§ **What you have to do**
Across the entries below, how many lines have the word "people" in them? Respond with only the number.

§ **Provided records**
#####

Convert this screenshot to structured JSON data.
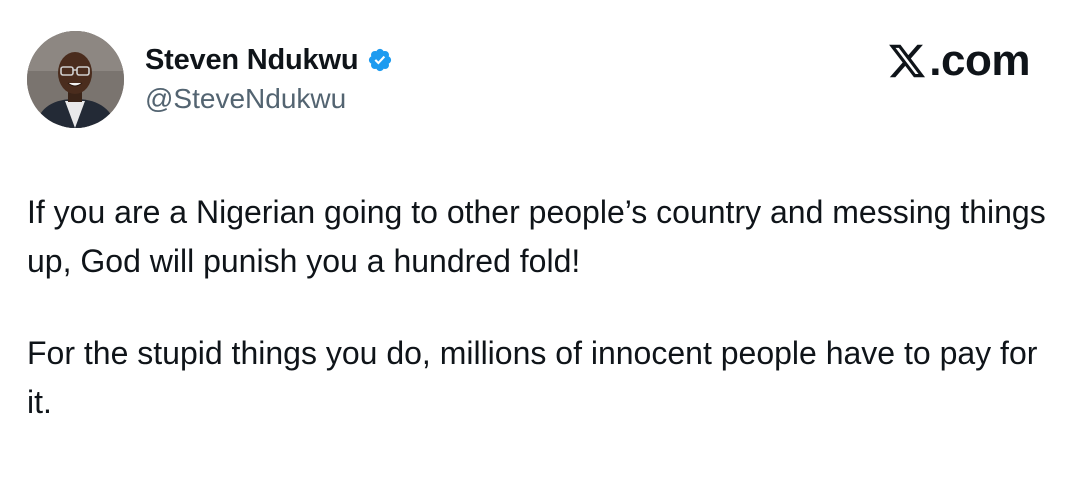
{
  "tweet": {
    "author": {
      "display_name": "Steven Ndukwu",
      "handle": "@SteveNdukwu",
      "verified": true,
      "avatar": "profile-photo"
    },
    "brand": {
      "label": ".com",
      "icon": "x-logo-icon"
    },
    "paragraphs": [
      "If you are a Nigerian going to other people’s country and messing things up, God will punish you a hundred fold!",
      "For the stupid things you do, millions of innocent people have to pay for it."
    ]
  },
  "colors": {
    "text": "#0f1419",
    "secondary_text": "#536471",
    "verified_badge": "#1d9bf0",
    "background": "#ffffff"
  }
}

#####

§ **Task answer**
2